## Input
※
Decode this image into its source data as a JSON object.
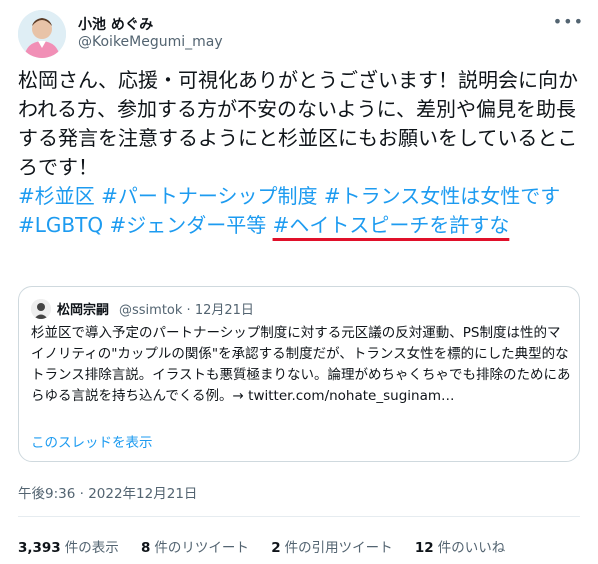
{
  "author": {
    "name": "小池 めぐみ",
    "handle": "@KoikeMegumi_may"
  },
  "more_icon": "more-horizontal-icon",
  "body": {
    "text": "松岡さん、応援・可視化ありがとうございます！説明会に向かわれる方、参加する方が不安のないように、差別や偏見を助長する発言を注意するようにと杉並区にもお願いをしているところです！",
    "hashtags": [
      "#杉並区",
      "#パートナーシップ制度",
      "#トランス女性は女性です",
      "#LGBTQ",
      "#ジェンダー平等",
      "#ヘイトスピーチを許すな"
    ]
  },
  "quote": {
    "name": "松岡宗嗣",
    "handle": "@ssimtok",
    "dot": "·",
    "date": "12月21日",
    "text": "杉並区で導入予定のパートナーシップ制度に対する元区議の反対運動、PS制度は性的マイノリティの\"カップルの関係\"を承認する制度だが、トランス女性を標的にした典型的なトランス排除言説。イラストも悪質極まりない。論理がめちゃくちゃでも排除のためにあらゆる言説を持ち込んでくる例。→ twitter.com/nohate_suginam…",
    "thread_link": "このスレッドを表示"
  },
  "timestamp": "午後9:36 · 2022年12月21日",
  "stats": [
    {
      "count": "3,393",
      "label": "件の表示"
    },
    {
      "count": "8",
      "label": "件のリツイート"
    },
    {
      "count": "2",
      "label": "件の引用ツイート"
    },
    {
      "count": "12",
      "label": "件のいいね"
    }
  ],
  "colors": {
    "link": "#1d9bf0",
    "annotation_underline": "#e0102a"
  }
}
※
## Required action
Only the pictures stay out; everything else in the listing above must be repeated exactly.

## Solution for this exercise
Decode this image into its source data as a JSON object.
{
  "author": {
    "name": "小池 めぐみ",
    "handle": "@KoikeMegumi_may"
  },
  "more_icon": "more-horizontal-icon",
  "body": {
    "text": "松岡さん、応援・可視化ありがとうございます！説明会に向かわれる方、参加する方が不安のないように、差別や偏見を助長する発言を注意するようにと杉並区にもお願いをしているところです！",
    "hashtags": [
      "#杉並区",
      "#パートナーシップ制度",
      "#トランス女性は女性です",
      "#LGBTQ",
      "#ジェンダー平等",
      "#ヘイトスピーチを許すな"
    ]
  },
  "quote": {
    "name": "松岡宗嗣",
    "handle": "@ssimtok",
    "dot": "·",
    "date": "12月21日",
    "text": "杉並区で導入予定のパートナーシップ制度に対する元区議の反対運動、PS制度は性的マイノリティの\"カップルの関係\"を承認する制度だが、トランス女性を標的にした典型的なトランス排除言説。イラストも悪質極まりない。論理がめちゃくちゃでも排除のためにあらゆる言説を持ち込んでくる例。→ twitter.com/nohate_suginam…",
    "thread_link": "このスレッドを表示"
  },
  "timestamp": "午後9:36 · 2022年12月21日",
  "stats": [
    {
      "count": "3,393",
      "label": "件の表示"
    },
    {
      "count": "8",
      "label": "件のリツイート"
    },
    {
      "count": "2",
      "label": "件の引用ツイート"
    },
    {
      "count": "12",
      "label": "件のいいね"
    }
  ],
  "colors": {
    "link": "#1d9bf0",
    "annotation_underline": "#e0102a"
  }
}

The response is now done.